Exercise goal => This exercise calls for the records to be returned exactly, with images removed.

<<<<

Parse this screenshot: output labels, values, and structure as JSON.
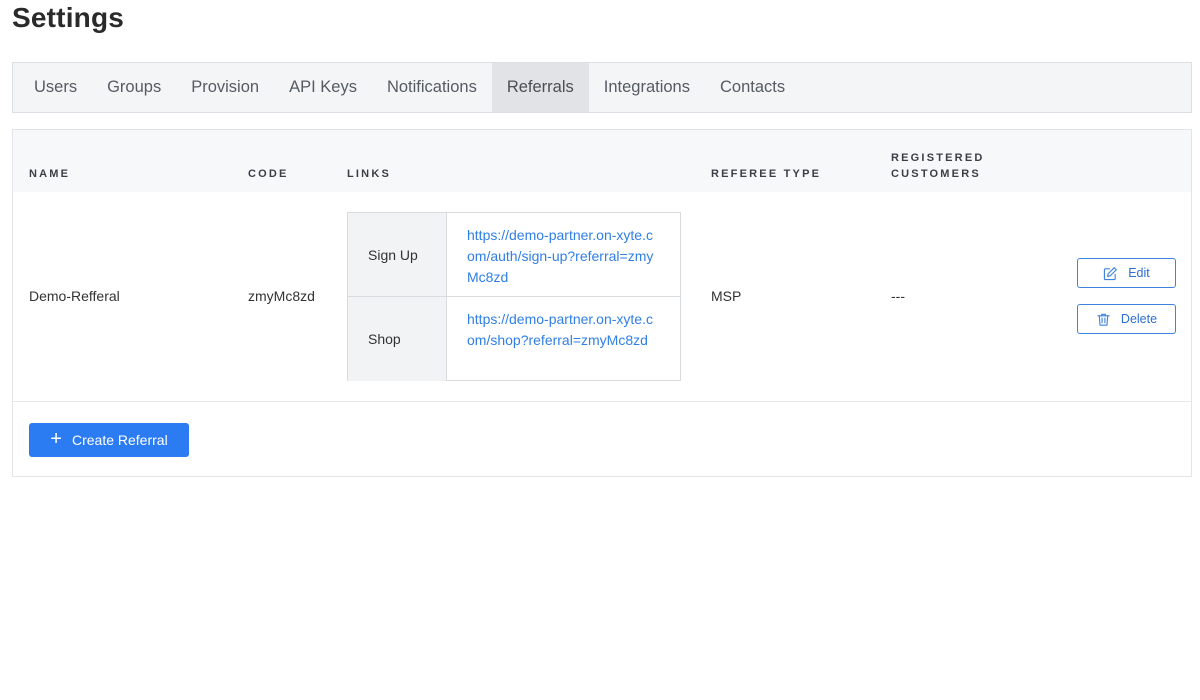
{
  "page": {
    "title": "Settings"
  },
  "tabs": [
    {
      "label": "Users",
      "active": false
    },
    {
      "label": "Groups",
      "active": false
    },
    {
      "label": "Provision",
      "active": false
    },
    {
      "label": "API Keys",
      "active": false
    },
    {
      "label": "Notifications",
      "active": false
    },
    {
      "label": "Referrals",
      "active": true
    },
    {
      "label": "Integrations",
      "active": false
    },
    {
      "label": "Contacts",
      "active": false
    }
  ],
  "table": {
    "headers": {
      "name": "NAME",
      "code": "CODE",
      "links": "LINKS",
      "referee_type": "REFEREE TYPE",
      "registered_customers_line1": "REGISTERED",
      "registered_customers_line2": "CUSTOMERS"
    },
    "rows": [
      {
        "name": "Demo-Refferal",
        "code": "zmyMc8zd",
        "links": [
          {
            "label": "Sign Up",
            "url": "https://demo-partner.on-xyte.com/auth/sign-up?referral=zmyMc8zd"
          },
          {
            "label": "Shop",
            "url": "https://demo-partner.on-xyte.com/shop?referral=zmyMc8zd"
          }
        ],
        "referee_type": "MSP",
        "registered_customers": "---",
        "edit_label": "Edit",
        "delete_label": "Delete"
      }
    ]
  },
  "actions": {
    "create_label": "Create Referral"
  },
  "colors": {
    "accent": "#2b7bf2",
    "link": "#2f7fe6",
    "outline": "#3d83df"
  }
}
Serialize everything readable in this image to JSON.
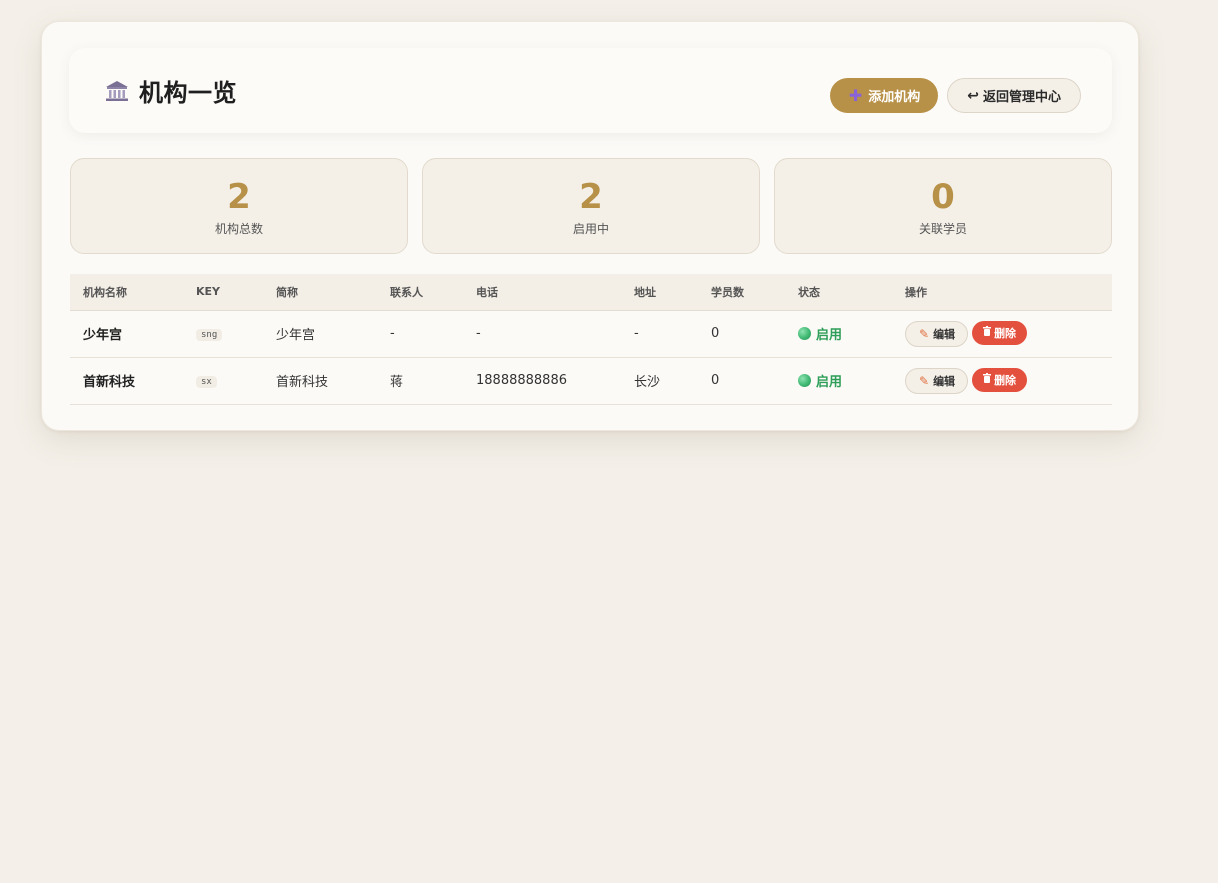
{
  "header": {
    "title": "机构一览",
    "title_icon": "bank-icon",
    "add_button": "添加机构",
    "add_icon": "plus-icon",
    "back_button": "返回管理中心",
    "back_icon": "return-arrow-icon"
  },
  "stats": [
    {
      "value": "2",
      "label": "机构总数"
    },
    {
      "value": "2",
      "label": "启用中"
    },
    {
      "value": "0",
      "label": "关联学员"
    }
  ],
  "table": {
    "columns": [
      "机构名称",
      "KEY",
      "简称",
      "联系人",
      "电话",
      "地址",
      "学员数",
      "状态",
      "操作"
    ],
    "rows": [
      {
        "name": "少年宫",
        "key": "sng",
        "short": "少年宫",
        "contact": "-",
        "phone": "-",
        "address": "-",
        "students": "0",
        "status": "启用",
        "edit": "编辑",
        "delete": "删除"
      },
      {
        "name": "首新科技",
        "key": "sx",
        "short": "首新科技",
        "contact": "蒋",
        "phone": "18888888886",
        "address": "长沙",
        "students": "0",
        "status": "启用",
        "edit": "编辑",
        "delete": "删除"
      }
    ]
  },
  "colors": {
    "accent": "#b89148",
    "status_active": "#2e9e58",
    "danger": "#e4503e",
    "background": "#f4f0e9"
  }
}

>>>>

Answer section =>
Parse this screenshot: output labels, values, and structure as JSON.
{
  "page": {
    "title": "Settings"
  },
  "tabs": [
    {
      "label": "Users",
      "active": false
    },
    {
      "label": "Groups",
      "active": false
    },
    {
      "label": "Provision",
      "active": false
    },
    {
      "label": "API Keys",
      "active": false
    },
    {
      "label": "Notifications",
      "active": false
    },
    {
      "label": "Referrals",
      "active": true
    },
    {
      "label": "Integrations",
      "active": false
    },
    {
      "label": "Contacts",
      "active": false
    }
  ],
  "table": {
    "headers": {
      "name": "NAME",
      "code": "CODE",
      "links": "LINKS",
      "referee_type": "REFEREE TYPE",
      "registered_customers_line1": "REGISTERED",
      "registered_customers_line2": "CUSTOMERS"
    },
    "rows": [
      {
        "name": "Demo-Refferal",
        "code": "zmyMc8zd",
        "links": [
          {
            "label": "Sign Up",
            "url": "https://demo-partner.on-xyte.com/auth/sign-up?referral=zmyMc8zd"
          },
          {
            "label": "Shop",
            "url": "https://demo-partner.on-xyte.com/shop?referral=zmyMc8zd"
          }
        ],
        "referee_type": "MSP",
        "registered_customers": "---",
        "edit_label": "Edit",
        "delete_label": "Delete"
      }
    ]
  },
  "actions": {
    "create_label": "Create Referral"
  },
  "colors": {
    "accent": "#2b7bf2",
    "link": "#2f7fe6",
    "outline": "#3d83df"
  }
}
Serialize everything readable in this image to JSON.
{
  "header": {
    "title": "机构一览",
    "title_icon": "bank-icon",
    "add_button": "添加机构",
    "add_icon": "plus-icon",
    "back_button": "返回管理中心",
    "back_icon": "return-arrow-icon"
  },
  "stats": [
    {
      "value": "2",
      "label": "机构总数"
    },
    {
      "value": "2",
      "label": "启用中"
    },
    {
      "value": "0",
      "label": "关联学员"
    }
  ],
  "table": {
    "columns": [
      "机构名称",
      "KEY",
      "简称",
      "联系人",
      "电话",
      "地址",
      "学员数",
      "状态",
      "操作"
    ],
    "rows": [
      {
        "name": "少年宫",
        "key": "sng",
        "short": "少年宫",
        "contact": "-",
        "phone": "-",
        "address": "-",
        "students": "0",
        "status": "启用",
        "edit": "编辑",
        "delete": "删除"
      },
      {
        "name": "首新科技",
        "key": "sx",
        "short": "首新科技",
        "contact": "蒋",
        "phone": "18888888886",
        "address": "长沙",
        "students": "0",
        "status": "启用",
        "edit": "编辑",
        "delete": "删除"
      }
    ]
  },
  "colors": {
    "accent": "#b89148",
    "status_active": "#2e9e58",
    "danger": "#e4503e",
    "background": "#f4f0e9"
  }
}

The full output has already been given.